“Venture capitalists recognize that hard work and background knowledge in the field matter a lot,” said Tsay. “It’s the same for a doctor or a lawyer, where hard work and years of experience are what make us successful. But I think there’s a little more subjectivity in evaluation in artistic fields.”
To test this, Tsay and Banaji brought in more than 100 professionally trained musicians. Each participant was presented with two profiles of two professional musicians, and a sample musical clip to listen to from each musician. The participants were then asked questions about how talented and successful they perceived the performer to be, and how willing they might be to hire this person.
In fact, both clips were the same musical excerpt, and the profiles differed only in their mention of whether the musician had natural or learned talent. The results ultimately showed two effects: “We found even in experts and ostensibly professionally trained musicians, most of them could not tell that the recordings were the same. And on average, people seemed to prefer the ‘naturally’ talented individual, even when they said they believed hard work was more important than natural talent.”
The dramatic results suggest, according to Banaji, “a crucial disparity between what experts espouse, and perhaps even consciously believe, is the best indicator of talent, and how they actually behave.”
Related Situationist posts:
- “The Situation of ‘Genius‘,”
- “Wise Parents Don’t Have “Smart” Kids,”
- “How Situational Self-Schemas Influence Disposition,”
- “The Perils of Being Smart,”
- “Jock or Nerd,”
- “The Situation of Music,”
- “The Unconscious Genius of Baseball Players,”
- “The Situation of Music.”
- “Busker or Virtuoso?

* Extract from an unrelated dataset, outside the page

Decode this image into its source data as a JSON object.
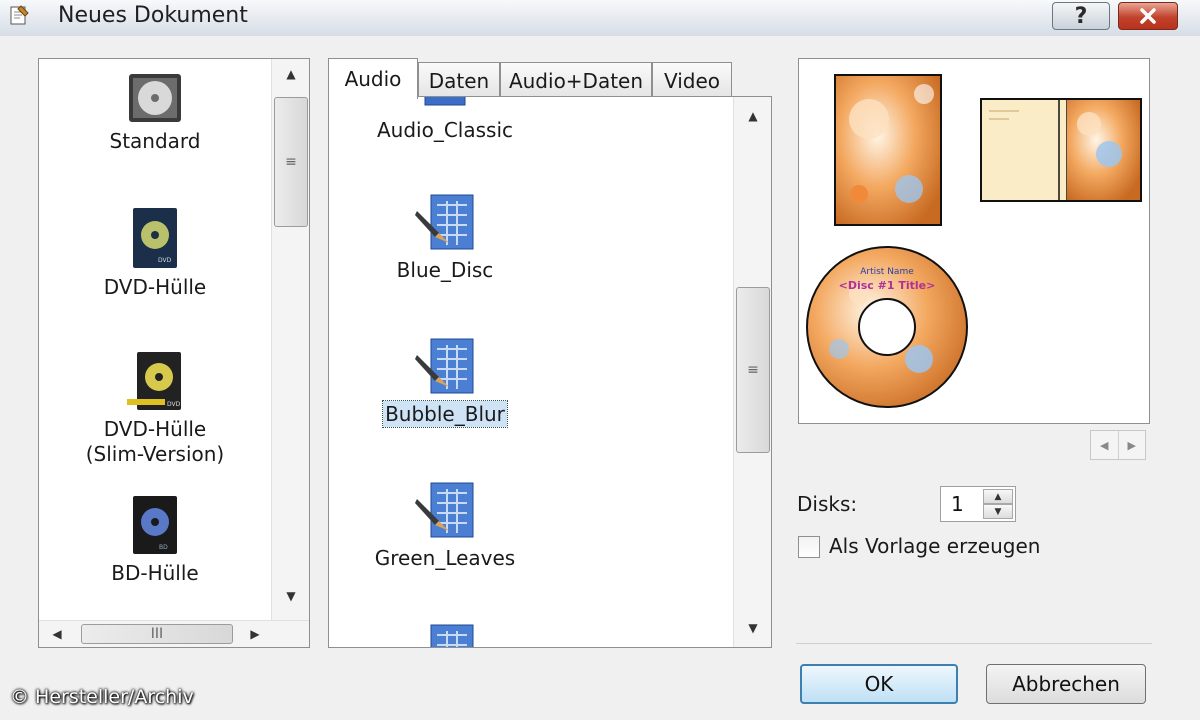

Depends on the Situation,”
- “Susan Boyle and the Situation of Sound,”
- “The Science of Songs Stuck in Your Head.”
- “Hillary Clinton, the Halo Effect, and Women’s Catch-22,”